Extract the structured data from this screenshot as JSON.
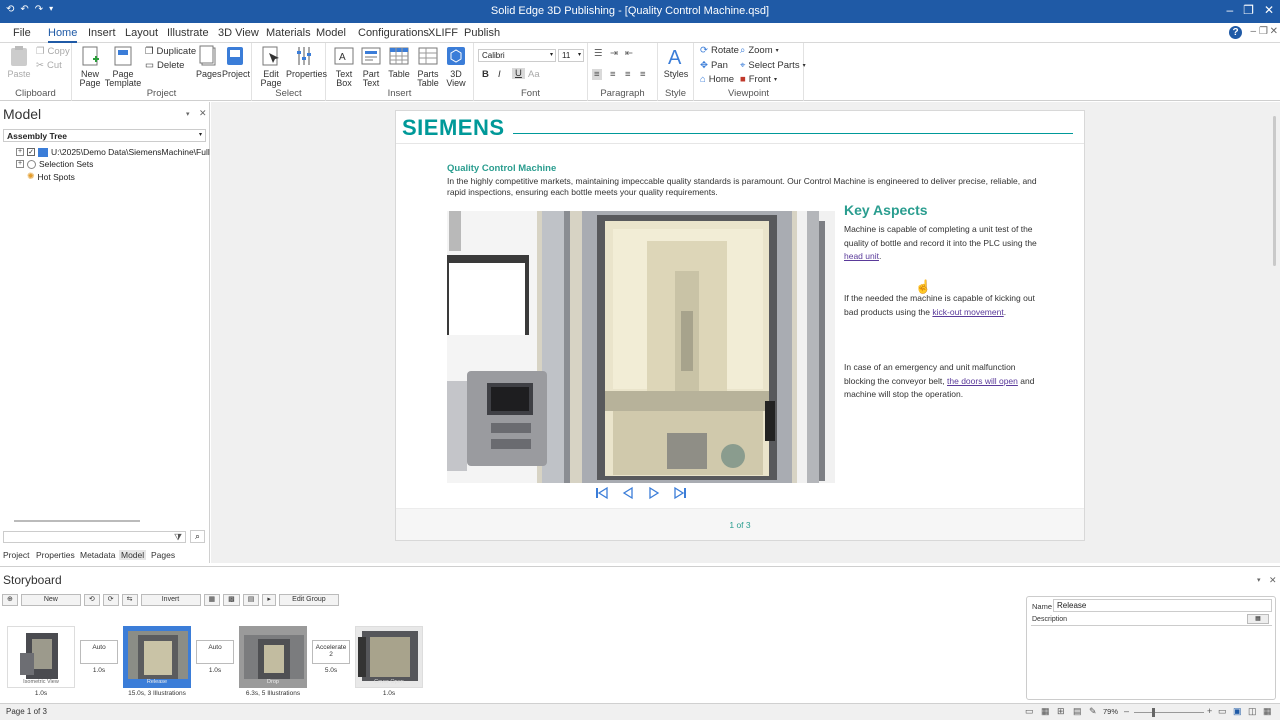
{
  "window": {
    "title": "Solid Edge 3D Publishing  - [Quality Control Machine.qsd]"
  },
  "tabs": [
    "File",
    "Home",
    "Insert",
    "Layout",
    "Illustrate",
    "3D View",
    "Materials",
    "Model",
    "Configurations",
    "XLIFF",
    "Publish"
  ],
  "ribbon": {
    "clipboard": {
      "label": "Clipboard",
      "paste": "Paste",
      "copy": "Copy",
      "cut": "Cut"
    },
    "project": {
      "label": "Project",
      "new_page": "New Page",
      "page_template": "Page Template",
      "duplicate": "Duplicate",
      "delete": "Delete",
      "pages": "Pages",
      "project": "Project"
    },
    "select": {
      "label": "Select",
      "edit_page": "Edit Page",
      "properties": "Properties"
    },
    "insert": {
      "label": "Insert",
      "text_box": "Text Box",
      "part_text": "Part Text",
      "table": "Table",
      "parts_table": "Parts Table",
      "view_3d": "3D View"
    },
    "font": {
      "label": "Font",
      "family": "Calibri",
      "size": "11"
    },
    "paragraph": {
      "label": "Paragraph"
    },
    "style": {
      "label": "Style",
      "styles": "Styles"
    },
    "viewpoint": {
      "label": "Viewpoint",
      "rotate": "Rotate",
      "zoom": "Zoom",
      "pan": "Pan",
      "select_parts": "Select Parts",
      "home": "Home",
      "front": "Front"
    }
  },
  "model_panel": {
    "title": "Model",
    "dropdown": "Assembly Tree",
    "tree": {
      "root": "U:\\2025\\Demo Data\\SiemensMachine\\Full",
      "selection_sets": "Selection Sets",
      "hot_spots": "Hot Spots"
    },
    "tabs": [
      "Project",
      "Properties",
      "Metadata",
      "Model",
      "Pages"
    ],
    "active_tab": "Model"
  },
  "page": {
    "brand": "SIEMENS",
    "title": "Quality Control Machine",
    "intro": "In the highly competitive markets, maintaining impeccable quality standards is paramount. Our Control Machine is engineered to deliver precise, reliable, and rapid inspections, ensuring each bottle meets your quality requirements.",
    "key_title": "Key Aspects",
    "p1_text": "Machine is capable of completing a unit test of the quality of bottle and record it into the PLC using the ",
    "p1_link": "head unit",
    "p1_end": ".",
    "p2_text": "If the needed the machine is capable of kicking out bad products using the ",
    "p2_link": "kick-out movement",
    "p2_end": ".",
    "p3_text": "In case of an emergency and unit malfunction blocking the conveyor belt, ",
    "p3_link": "the doors will open",
    "p3_end": " and machine will stop the operation.",
    "page_count": "1 of 3"
  },
  "storyboard": {
    "title": "Storyboard",
    "buttons": {
      "new": "New",
      "invert": "Invert",
      "edit_group": "Edit Group"
    },
    "thumbs": [
      {
        "caption": "Isometric View",
        "time": "1.0s"
      },
      {
        "caption": "Release",
        "time": "15.0s, 3 Illustrations"
      },
      {
        "caption": "Drop",
        "time": "6.3s, 5 Illustrations"
      },
      {
        "caption": "Cover Open",
        "time": "1.0s"
      }
    ],
    "transitions": [
      {
        "label": "Auto",
        "time": "1.0s"
      },
      {
        "label": "Auto",
        "time": "1.0s"
      },
      {
        "label": "Accelerate 2",
        "time": "5.0s"
      }
    ],
    "props": {
      "name_label": "Name",
      "name_value": "Release",
      "description_label": "Description"
    }
  },
  "status": {
    "page": "Page 1 of 3",
    "zoom": "79%"
  }
}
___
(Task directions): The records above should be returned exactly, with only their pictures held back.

(Written solution):
Extract the structured data from this screenshot as JSON.
{
  "window": {
    "title": "Solid Edge 3D Publishing  - [Quality Control Machine.qsd]"
  },
  "tabs": [
    "File",
    "Home",
    "Insert",
    "Layout",
    "Illustrate",
    "3D View",
    "Materials",
    "Model",
    "Configurations",
    "XLIFF",
    "Publish"
  ],
  "ribbon": {
    "clipboard": {
      "label": "Clipboard",
      "paste": "Paste",
      "copy": "Copy",
      "cut": "Cut"
    },
    "project": {
      "label": "Project",
      "new_page": "New Page",
      "page_template": "Page Template",
      "duplicate": "Duplicate",
      "delete": "Delete",
      "pages": "Pages",
      "project": "Project"
    },
    "select": {
      "label": "Select",
      "edit_page": "Edit Page",
      "properties": "Properties"
    },
    "insert": {
      "label": "Insert",
      "text_box": "Text Box",
      "part_text": "Part Text",
      "table": "Table",
      "parts_table": "Parts Table",
      "view_3d": "3D View"
    },
    "font": {
      "label": "Font",
      "family": "Calibri",
      "size": "11"
    },
    "paragraph": {
      "label": "Paragraph"
    },
    "style": {
      "label": "Style",
      "styles": "Styles"
    },
    "viewpoint": {
      "label": "Viewpoint",
      "rotate": "Rotate",
      "zoom": "Zoom",
      "pan": "Pan",
      "select_parts": "Select Parts",
      "home": "Home",
      "front": "Front"
    }
  },
  "model_panel": {
    "title": "Model",
    "dropdown": "Assembly Tree",
    "tree": {
      "root": "U:\\2025\\Demo Data\\SiemensMachine\\Full",
      "selection_sets": "Selection Sets",
      "hot_spots": "Hot Spots"
    },
    "tabs": [
      "Project",
      "Properties",
      "Metadata",
      "Model",
      "Pages"
    ],
    "active_tab": "Model"
  },
  "page": {
    "brand": "SIEMENS",
    "title": "Quality Control Machine",
    "intro": "In the highly competitive markets, maintaining impeccable quality standards is paramount. Our Control Machine is engineered to deliver precise, reliable, and rapid inspections, ensuring each bottle meets your quality requirements.",
    "key_title": "Key Aspects",
    "p1_text": "Machine is capable of completing a unit test of the quality of bottle and record it into the PLC using the ",
    "p1_link": "head unit",
    "p1_end": ".",
    "p2_text": "If the needed the machine is capable of kicking out bad products using the ",
    "p2_link": "kick-out movement",
    "p2_end": ".",
    "p3_text": "In case of an emergency and unit malfunction blocking the conveyor belt, ",
    "p3_link": "the doors will open",
    "p3_end": " and machine will stop the operation.",
    "page_count": "1 of 3"
  },
  "storyboard": {
    "title": "Storyboard",
    "buttons": {
      "new": "New",
      "invert": "Invert",
      "edit_group": "Edit Group"
    },
    "thumbs": [
      {
        "caption": "Isometric View",
        "time": "1.0s"
      },
      {
        "caption": "Release",
        "time": "15.0s, 3 Illustrations"
      },
      {
        "caption": "Drop",
        "time": "6.3s, 5 Illustrations"
      },
      {
        "caption": "Cover Open",
        "time": "1.0s"
      }
    ],
    "transitions": [
      {
        "label": "Auto",
        "time": "1.0s"
      },
      {
        "label": "Auto",
        "time": "1.0s"
      },
      {
        "label": "Accelerate 2",
        "time": "5.0s"
      }
    ],
    "props": {
      "name_label": "Name",
      "name_value": "Release",
      "description_label": "Description"
    }
  },
  "status": {
    "page": "Page 1 of 3",
    "zoom": "79%"
  }
}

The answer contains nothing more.